By Gay Gordon-Byrne
Ventilator repair is in the news. It seems that everyone wants to make sure that hospitals can fix the ventilators they have. Consequently, the pandemic has created demands from state governments that OEMs make service materials available. Ventilator OEMs have commendably responded with more open access to service materials, which appears to be a moment of corporate benevolence.
But they had to. As BMETs have known for a long time, various federal regulations referencing NFPA 99 require OEMs to provide everything needed for hospital-directed repair. A single media voice could make the requirements public, and the PR firestorm would be lit. We thought our petitions and advocacy had stimulated availability of manuals but, looking back, I think the OEMs were already worried. In any case, in the short term, it’s easier to repair ventilators than in the past.
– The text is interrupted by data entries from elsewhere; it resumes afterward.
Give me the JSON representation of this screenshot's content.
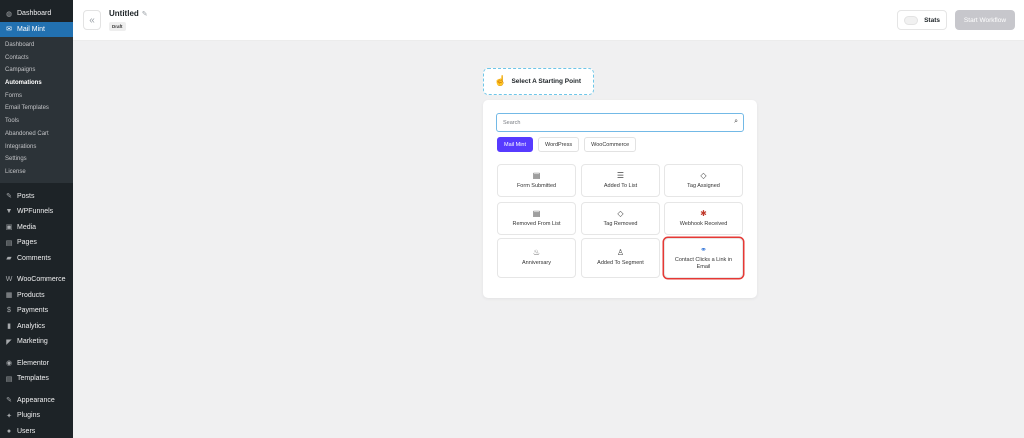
{
  "sidebar": {
    "top_items": [
      {
        "label": "Dashboard",
        "icon": "dashboard-icon",
        "glyph": "◍"
      },
      {
        "label": "Mail Mint",
        "icon": "mail-icon",
        "glyph": "✉"
      }
    ],
    "submenu": [
      "Dashboard",
      "Contacts",
      "Campaigns",
      "Automations",
      "Forms",
      "Email Templates",
      "Tools",
      "Abandoned Cart",
      "Integrations",
      "Settings",
      "License"
    ],
    "current_sub": "Automations",
    "bottom_groups": [
      [
        {
          "label": "Posts",
          "icon": "pin-icon",
          "glyph": "✎"
        },
        {
          "label": "WPFunnels",
          "icon": "funnel-icon",
          "glyph": "▼"
        },
        {
          "label": "Media",
          "icon": "media-icon",
          "glyph": "▣"
        },
        {
          "label": "Pages",
          "icon": "page-icon",
          "glyph": "▤"
        },
        {
          "label": "Comments",
          "icon": "comment-icon",
          "glyph": "▰"
        }
      ],
      [
        {
          "label": "WooCommerce",
          "icon": "woo-icon",
          "glyph": "W"
        },
        {
          "label": "Products",
          "icon": "products-icon",
          "glyph": "▦"
        },
        {
          "label": "Payments",
          "icon": "payments-icon",
          "glyph": "$"
        },
        {
          "label": "Analytics",
          "icon": "analytics-icon",
          "glyph": "▮"
        },
        {
          "label": "Marketing",
          "icon": "marketing-icon",
          "glyph": "◤"
        }
      ],
      [
        {
          "label": "Elementor",
          "icon": "elementor-icon",
          "glyph": "◉"
        },
        {
          "label": "Templates",
          "icon": "templates-icon",
          "glyph": "▤"
        }
      ],
      [
        {
          "label": "Appearance",
          "icon": "appearance-icon",
          "glyph": "✎"
        },
        {
          "label": "Plugins",
          "icon": "plugin-icon",
          "glyph": "✦"
        },
        {
          "label": "Users",
          "icon": "users-icon",
          "glyph": "●"
        }
      ]
    ]
  },
  "header": {
    "title": "Untitled",
    "status": "Draft",
    "stats_label": "Stats",
    "start_label": "Start Workflow"
  },
  "starting_point": {
    "label": "Select A Starting Point"
  },
  "panel": {
    "search_placeholder": "Search",
    "tabs": [
      "Mail Mint",
      "WordPress",
      "WooCommerce"
    ],
    "active_tab": "Mail Mint",
    "triggers": [
      {
        "label": "Form Submitted",
        "icon": "form-icon",
        "glyph": "▤"
      },
      {
        "label": "Added To List",
        "icon": "list-icon",
        "glyph": "☰"
      },
      {
        "label": "Tag Assigned",
        "icon": "tag-icon",
        "glyph": "◇"
      },
      {
        "label": "Removed From List",
        "icon": "list-remove-icon",
        "glyph": "▤"
      },
      {
        "label": "Tag Removed",
        "icon": "tag-remove-icon",
        "glyph": "◇"
      },
      {
        "label": "Webhook Received",
        "icon": "webhook-icon",
        "glyph": "✱"
      },
      {
        "label": "Anniversary",
        "icon": "cake-icon",
        "glyph": "♨"
      },
      {
        "label": "Added To Segment",
        "icon": "segment-icon",
        "glyph": "♙"
      },
      {
        "label": "Contact Clicks a Link in Email",
        "icon": "link-icon",
        "glyph": "⚭"
      }
    ],
    "highlighted": "Contact Clicks a Link in Email"
  },
  "colors": {
    "accent": "#573bff",
    "wp_blue": "#2271b1",
    "highlight": "#e53935"
  }
}
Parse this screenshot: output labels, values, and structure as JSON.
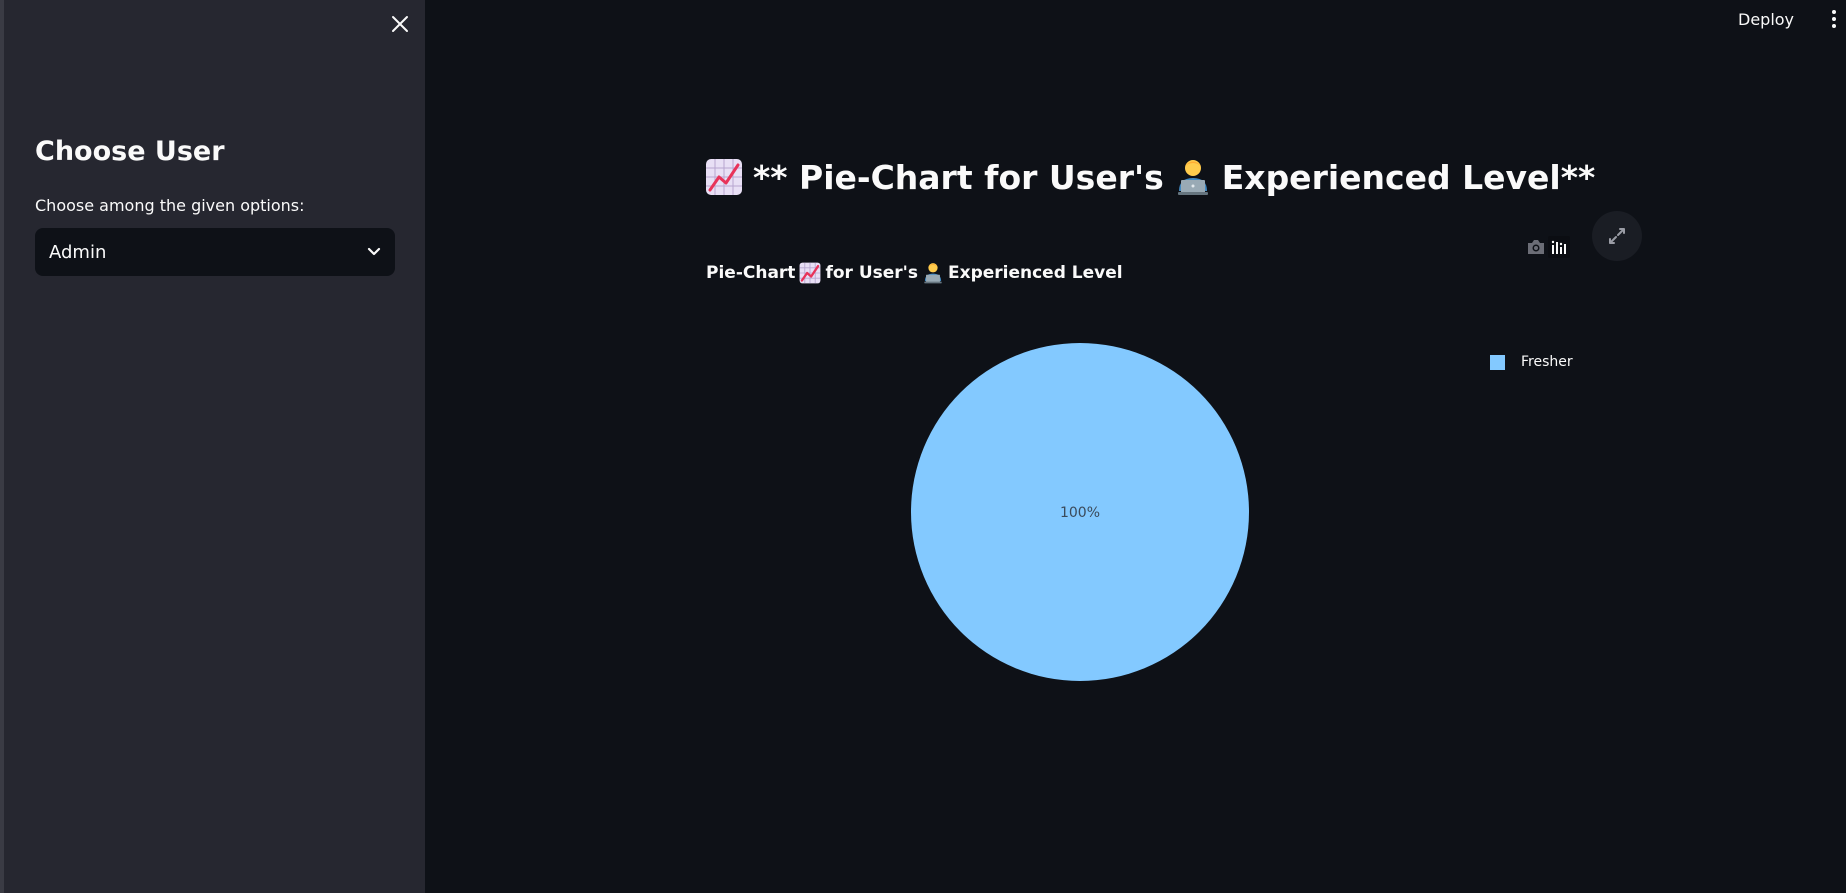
{
  "app": {
    "deploy_label": "Deploy"
  },
  "sidebar": {
    "heading": "Choose User",
    "select_label": "Choose among the given options:",
    "select_value": "Admin"
  },
  "main": {
    "page_title": {
      "prefix": "** Pie-Chart for User's",
      "suffix": "Experienced Level**"
    },
    "chart_heading": {
      "part1": "Pie-Chart",
      "part2": "for User's",
      "part3": "Experienced Level"
    },
    "icons": {
      "chart": "chart-increasing-emoji",
      "user": "technologist-emoji",
      "camera": "camera-icon",
      "modebar": "plotly-logo-icon",
      "fullscreen": "fullscreen-icon"
    }
  },
  "chart_data": {
    "type": "pie",
    "title": "Pie-Chart for User's Experienced Level",
    "categories": [
      "Fresher"
    ],
    "values": [
      100
    ],
    "labels": [
      "100%"
    ],
    "colors": [
      "#83c9ff"
    ],
    "legend": {
      "position": "top-right",
      "entries": [
        "Fresher"
      ]
    }
  }
}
The same cooperation does not extend to other products in the ICU or elsewhere. It seems reasonable to assume that once the door is kicked open for ventilator repair, the logic can be easily applied to anything else used for pandemic purposes. Even with a period of forced cooperation during the pandemic, no one can trust that the door will not shut as soon as it can. Legislation is the only way to keep the door open for the future. Regulators might help, but their history of enforcement is not encouraging.
Medical equipment repair is being thwarted not just by blocked access to repair documentation, but through service access passwords, pairing software, and monopolized training.
A digital key commonly controls the service access mode. Some of the keys are physical and carried by the repair tech, or increasingly provided by a secure linkup to the OEM website for authentication. Without the ability of the BMET to access the OEM website to reset parts to operate, repairs are impossible. And without service keys, used equipment cannot be bought and sold freely on the international market.
Newer forms of repair limitation are now common in the form of parts pairing. Components are serialized and factory-paired to the motherboard. If parts are swapped, even from other owned equipment, the motherboard does not recognize the part. BMETs cannot pair the parts without active help from the OEM—who also control the prices and timeframes.
OEMs have weaponized training in their zeal to control repair. Many won’t provide access to their service materials unless each technician that might work on “their” equipment has attended specific product trainings and mandatory refresher courses. Unfortunately, the training courses are not free or frequent. The profit motive behind having only a few officially qualified technicians supports high pricing for services that only the OEM can provide.
Lobbyists for OEMs talking with legislators claim that without their unique training, BMETs will be unable to safely repair “their” equipment, which will then lead to a barrage of wrongful death lawsuits. (More on liability below.) Yet the FDA did a year-long study about patient harm as the result of botched repair and concluded that many third-party entities [along with OEMs] “provide high-quality, safe, and effective servicing of medical devices.”
That same argument cuts both ways. BMETs are on staff 24×7 and have to fix whatever breaks, even if they do not have official permission. Lack of OEM official repair materials only makes for a higher likelihood of mistakes and potentially deadly delays while BMETs search for the materials they should already have on hand.
Moreover, the requirement to buy training is an illegal tying agreement under anti-trust laws; and worse, when training is not available to independents, it violates an anti-trust law governing abuse of market position. Moreover, ISO standard 60601 affirms the requirements of NFPA 99 and then creates a loophole for training: “The manufacturer may designate the minimum qualifications for service personnel. If present, these requirements shall be documented in the technical description.”
We don’t know how well these requirements are being communicated or if buyers have any opportunity to negotiate such terms. As with “end user license agreements,” it is common for ugly terms and conditions to be hidden until after the purchase is made. These types of contracts fall under general business law as “Unfair and Deceptive” and are amended to prevent such sneaky terms in our template Right to Repair legislation.
Back to liability for a moment. In our system of laws, owners are responsible for safe operation or use of their purchases. Medical equipment is owned in the same way as tractors, cars, or any other potentially dangerous device. Every contract of sale, including those for medical equipment, always disclaims responsibility to the limits set by state law. OEMs do not want responsibility of ownership and have carefully tried to control access to repair for their benefit while absolving themselves of responsibility in contracts.
If OEMs were following requirements, or if regulators were enforcing the rules, medical equipment wouldn’t need to be included in Right to Repair legislation at all. Perhaps the improper limitations on repair have simply gone on for so long that hospitals simply assume OEMs are within their rights to withhold information. To prevent future monopolization, it’s time to speak out for enforcement of existing regulations and new laws.
Gay Gordon-Byrne is executive director of The Repair Association. Questions and comments can be directed to 24×7 Magazine chief editor Keri Forsythe-Stephens at firstname.lastname@example.org.